- _Goal of the exercise_
When a line in the entries contains the word "content", copy that line in full.

- _Data records for software interfaces_
*** Block opens ***

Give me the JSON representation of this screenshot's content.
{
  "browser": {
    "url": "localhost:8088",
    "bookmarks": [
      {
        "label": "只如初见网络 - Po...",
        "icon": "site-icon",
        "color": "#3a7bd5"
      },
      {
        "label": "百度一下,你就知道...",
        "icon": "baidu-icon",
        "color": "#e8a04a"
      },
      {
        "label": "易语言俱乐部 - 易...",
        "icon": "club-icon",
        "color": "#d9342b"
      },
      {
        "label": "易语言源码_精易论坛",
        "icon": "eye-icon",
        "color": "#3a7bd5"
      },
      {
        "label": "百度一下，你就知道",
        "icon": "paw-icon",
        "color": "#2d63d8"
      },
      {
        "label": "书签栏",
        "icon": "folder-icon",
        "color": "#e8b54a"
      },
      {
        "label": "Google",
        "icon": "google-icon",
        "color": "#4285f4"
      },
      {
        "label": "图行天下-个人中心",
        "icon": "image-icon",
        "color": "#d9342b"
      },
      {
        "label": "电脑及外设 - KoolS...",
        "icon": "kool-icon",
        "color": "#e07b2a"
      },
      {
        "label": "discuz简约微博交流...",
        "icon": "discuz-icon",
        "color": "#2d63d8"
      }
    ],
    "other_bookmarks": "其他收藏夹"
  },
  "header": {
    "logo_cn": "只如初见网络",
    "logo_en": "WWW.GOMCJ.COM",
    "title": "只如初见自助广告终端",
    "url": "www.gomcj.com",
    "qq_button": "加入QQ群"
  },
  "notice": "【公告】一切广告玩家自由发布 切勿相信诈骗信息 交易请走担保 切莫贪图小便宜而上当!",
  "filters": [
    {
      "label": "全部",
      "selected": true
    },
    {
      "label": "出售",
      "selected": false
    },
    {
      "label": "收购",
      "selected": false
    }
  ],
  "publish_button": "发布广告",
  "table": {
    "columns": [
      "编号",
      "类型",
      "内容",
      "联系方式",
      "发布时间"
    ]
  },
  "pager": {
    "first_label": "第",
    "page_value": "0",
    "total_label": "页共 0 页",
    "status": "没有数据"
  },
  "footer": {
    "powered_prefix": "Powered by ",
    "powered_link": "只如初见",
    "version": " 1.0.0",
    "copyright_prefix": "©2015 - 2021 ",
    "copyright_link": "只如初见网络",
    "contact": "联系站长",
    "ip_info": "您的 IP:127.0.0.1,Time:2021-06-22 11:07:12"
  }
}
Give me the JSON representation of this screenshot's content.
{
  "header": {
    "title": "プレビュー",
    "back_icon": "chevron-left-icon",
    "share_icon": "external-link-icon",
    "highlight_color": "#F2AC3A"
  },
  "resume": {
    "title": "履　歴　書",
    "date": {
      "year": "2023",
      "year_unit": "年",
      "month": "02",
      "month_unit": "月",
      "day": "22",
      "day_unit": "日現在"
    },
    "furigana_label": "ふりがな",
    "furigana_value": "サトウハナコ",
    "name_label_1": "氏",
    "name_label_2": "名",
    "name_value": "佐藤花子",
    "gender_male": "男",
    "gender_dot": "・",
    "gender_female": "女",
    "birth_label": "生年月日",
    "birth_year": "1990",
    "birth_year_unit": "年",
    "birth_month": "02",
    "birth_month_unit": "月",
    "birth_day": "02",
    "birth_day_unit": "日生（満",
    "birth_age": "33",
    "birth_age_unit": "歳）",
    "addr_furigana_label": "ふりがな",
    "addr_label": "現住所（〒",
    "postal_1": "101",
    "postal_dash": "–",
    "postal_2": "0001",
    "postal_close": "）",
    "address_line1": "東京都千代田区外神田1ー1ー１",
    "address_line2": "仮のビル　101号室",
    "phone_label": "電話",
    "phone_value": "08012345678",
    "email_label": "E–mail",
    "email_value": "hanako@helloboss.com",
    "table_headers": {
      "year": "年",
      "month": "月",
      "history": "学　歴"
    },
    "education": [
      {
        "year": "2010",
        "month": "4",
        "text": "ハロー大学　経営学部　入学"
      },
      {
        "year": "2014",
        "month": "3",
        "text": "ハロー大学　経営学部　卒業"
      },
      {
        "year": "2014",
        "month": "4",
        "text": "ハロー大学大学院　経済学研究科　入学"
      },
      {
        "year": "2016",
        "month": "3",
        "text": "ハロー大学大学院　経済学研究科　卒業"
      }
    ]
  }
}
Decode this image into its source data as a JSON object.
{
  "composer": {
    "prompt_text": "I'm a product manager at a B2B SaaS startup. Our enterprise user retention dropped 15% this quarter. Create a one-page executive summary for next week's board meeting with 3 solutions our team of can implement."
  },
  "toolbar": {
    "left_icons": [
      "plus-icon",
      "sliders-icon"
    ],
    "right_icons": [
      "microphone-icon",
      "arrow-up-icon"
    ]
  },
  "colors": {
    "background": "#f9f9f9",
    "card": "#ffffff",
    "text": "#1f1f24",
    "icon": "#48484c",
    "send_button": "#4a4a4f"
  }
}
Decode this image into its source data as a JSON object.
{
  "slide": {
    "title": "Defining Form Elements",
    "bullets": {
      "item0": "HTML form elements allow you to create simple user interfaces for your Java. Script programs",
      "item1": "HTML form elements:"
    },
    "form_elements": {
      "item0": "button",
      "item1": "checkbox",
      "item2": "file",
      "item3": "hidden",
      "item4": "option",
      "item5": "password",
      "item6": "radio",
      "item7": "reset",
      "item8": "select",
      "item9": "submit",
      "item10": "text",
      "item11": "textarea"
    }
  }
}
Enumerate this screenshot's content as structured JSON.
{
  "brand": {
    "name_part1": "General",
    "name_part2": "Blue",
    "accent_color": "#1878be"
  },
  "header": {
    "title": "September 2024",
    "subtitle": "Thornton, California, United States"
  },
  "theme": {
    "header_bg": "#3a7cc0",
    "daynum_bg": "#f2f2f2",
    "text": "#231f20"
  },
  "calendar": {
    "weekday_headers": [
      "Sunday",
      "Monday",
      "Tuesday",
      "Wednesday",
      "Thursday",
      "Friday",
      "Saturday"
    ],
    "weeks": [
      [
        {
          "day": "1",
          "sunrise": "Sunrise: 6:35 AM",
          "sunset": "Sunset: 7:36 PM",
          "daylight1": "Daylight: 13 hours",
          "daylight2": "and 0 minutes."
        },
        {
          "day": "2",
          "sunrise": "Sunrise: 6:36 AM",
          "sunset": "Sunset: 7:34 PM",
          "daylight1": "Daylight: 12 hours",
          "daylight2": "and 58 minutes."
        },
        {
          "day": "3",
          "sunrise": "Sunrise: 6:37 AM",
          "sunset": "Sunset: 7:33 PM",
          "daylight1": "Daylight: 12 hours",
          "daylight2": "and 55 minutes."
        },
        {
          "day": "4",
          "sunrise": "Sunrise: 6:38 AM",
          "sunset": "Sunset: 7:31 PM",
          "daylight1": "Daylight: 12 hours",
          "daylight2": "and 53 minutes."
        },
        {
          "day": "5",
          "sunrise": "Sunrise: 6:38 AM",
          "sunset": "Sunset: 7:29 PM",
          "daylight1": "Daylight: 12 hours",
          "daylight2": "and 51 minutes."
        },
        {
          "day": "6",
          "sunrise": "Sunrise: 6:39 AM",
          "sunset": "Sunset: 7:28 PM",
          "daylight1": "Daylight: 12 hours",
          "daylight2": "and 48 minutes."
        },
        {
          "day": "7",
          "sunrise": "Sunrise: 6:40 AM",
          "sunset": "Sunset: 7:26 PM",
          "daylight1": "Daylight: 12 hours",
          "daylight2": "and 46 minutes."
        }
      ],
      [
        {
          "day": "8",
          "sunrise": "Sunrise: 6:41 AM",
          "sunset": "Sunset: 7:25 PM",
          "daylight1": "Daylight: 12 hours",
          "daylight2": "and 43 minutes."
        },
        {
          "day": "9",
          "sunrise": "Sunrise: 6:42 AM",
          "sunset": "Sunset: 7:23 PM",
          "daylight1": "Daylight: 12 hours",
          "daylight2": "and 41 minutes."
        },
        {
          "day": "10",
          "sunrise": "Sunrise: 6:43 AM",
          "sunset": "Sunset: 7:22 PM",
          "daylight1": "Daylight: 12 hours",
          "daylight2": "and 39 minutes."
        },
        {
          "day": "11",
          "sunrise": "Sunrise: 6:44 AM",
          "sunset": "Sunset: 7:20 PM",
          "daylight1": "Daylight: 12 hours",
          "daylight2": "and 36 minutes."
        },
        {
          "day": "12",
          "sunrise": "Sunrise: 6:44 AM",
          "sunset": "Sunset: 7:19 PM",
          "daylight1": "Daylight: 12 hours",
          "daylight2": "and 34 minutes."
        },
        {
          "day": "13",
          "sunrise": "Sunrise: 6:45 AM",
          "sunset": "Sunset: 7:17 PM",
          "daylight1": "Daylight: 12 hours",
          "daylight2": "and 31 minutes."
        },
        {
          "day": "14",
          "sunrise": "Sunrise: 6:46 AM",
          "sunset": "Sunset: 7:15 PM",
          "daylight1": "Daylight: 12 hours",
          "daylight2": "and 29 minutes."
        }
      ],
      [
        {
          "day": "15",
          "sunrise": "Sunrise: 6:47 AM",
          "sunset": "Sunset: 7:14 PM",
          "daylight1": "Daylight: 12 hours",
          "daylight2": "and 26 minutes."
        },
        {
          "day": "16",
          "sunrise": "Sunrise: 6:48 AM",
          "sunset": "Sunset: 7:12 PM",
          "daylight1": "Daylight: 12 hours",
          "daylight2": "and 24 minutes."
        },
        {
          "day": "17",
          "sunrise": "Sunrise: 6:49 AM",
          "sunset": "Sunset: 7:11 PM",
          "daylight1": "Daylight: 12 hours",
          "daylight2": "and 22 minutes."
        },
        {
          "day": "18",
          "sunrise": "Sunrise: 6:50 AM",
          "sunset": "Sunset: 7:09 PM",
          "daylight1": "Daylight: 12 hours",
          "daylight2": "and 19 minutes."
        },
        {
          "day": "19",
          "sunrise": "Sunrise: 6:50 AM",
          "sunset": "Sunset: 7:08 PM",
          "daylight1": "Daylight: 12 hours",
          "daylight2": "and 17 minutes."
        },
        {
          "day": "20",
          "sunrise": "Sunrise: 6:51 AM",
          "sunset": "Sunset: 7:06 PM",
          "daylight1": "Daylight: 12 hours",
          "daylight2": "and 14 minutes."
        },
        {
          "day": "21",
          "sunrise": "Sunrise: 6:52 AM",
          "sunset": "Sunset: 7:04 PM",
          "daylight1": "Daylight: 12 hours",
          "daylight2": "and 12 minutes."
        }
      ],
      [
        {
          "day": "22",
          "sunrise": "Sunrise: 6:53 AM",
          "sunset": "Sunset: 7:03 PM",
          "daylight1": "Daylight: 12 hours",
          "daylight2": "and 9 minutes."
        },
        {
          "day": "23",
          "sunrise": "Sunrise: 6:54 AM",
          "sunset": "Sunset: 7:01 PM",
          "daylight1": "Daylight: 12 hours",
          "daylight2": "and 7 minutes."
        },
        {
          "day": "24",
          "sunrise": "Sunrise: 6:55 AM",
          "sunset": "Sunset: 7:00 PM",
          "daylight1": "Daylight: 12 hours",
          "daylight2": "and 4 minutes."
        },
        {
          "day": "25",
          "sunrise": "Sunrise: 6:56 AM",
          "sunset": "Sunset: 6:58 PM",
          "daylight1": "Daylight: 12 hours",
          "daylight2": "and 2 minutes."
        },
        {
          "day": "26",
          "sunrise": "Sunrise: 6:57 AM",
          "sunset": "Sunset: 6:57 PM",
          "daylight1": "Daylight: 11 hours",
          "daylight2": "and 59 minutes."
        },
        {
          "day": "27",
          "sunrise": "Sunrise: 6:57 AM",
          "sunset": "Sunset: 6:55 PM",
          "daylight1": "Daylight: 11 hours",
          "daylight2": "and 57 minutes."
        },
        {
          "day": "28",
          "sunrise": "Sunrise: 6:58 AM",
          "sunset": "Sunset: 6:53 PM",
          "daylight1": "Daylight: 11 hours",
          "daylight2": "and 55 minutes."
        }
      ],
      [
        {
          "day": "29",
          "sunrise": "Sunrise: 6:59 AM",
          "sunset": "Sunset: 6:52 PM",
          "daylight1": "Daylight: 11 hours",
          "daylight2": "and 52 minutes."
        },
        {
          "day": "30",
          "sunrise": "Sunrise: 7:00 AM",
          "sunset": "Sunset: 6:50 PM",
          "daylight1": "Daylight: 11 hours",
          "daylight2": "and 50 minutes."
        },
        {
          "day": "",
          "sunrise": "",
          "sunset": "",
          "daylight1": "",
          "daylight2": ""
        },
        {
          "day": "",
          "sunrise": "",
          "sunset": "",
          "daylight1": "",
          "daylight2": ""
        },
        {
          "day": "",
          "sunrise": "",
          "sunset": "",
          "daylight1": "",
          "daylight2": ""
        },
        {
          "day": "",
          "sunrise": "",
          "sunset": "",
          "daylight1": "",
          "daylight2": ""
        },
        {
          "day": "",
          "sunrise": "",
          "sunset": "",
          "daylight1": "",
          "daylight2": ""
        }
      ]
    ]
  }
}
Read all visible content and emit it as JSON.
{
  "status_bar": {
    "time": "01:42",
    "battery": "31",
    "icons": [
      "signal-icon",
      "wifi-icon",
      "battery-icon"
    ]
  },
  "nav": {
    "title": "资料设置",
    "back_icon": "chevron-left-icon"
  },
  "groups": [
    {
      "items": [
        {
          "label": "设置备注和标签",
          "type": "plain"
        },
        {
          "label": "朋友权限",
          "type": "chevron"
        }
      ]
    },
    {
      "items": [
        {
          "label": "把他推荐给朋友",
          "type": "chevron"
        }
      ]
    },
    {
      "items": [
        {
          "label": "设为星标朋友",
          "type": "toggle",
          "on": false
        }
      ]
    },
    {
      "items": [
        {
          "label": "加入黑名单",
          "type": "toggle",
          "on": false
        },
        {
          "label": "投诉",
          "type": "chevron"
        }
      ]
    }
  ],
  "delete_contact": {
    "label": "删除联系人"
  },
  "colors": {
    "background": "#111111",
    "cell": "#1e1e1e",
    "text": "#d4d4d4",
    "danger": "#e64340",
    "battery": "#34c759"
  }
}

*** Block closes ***

- _Task response_
Give me the JSON representation of this screenshot's content.
Give me the JSON representation of this screenshot's content.
Enumerate this screenshot's content as structured JSON.
Read all visible content and emit it as JSON.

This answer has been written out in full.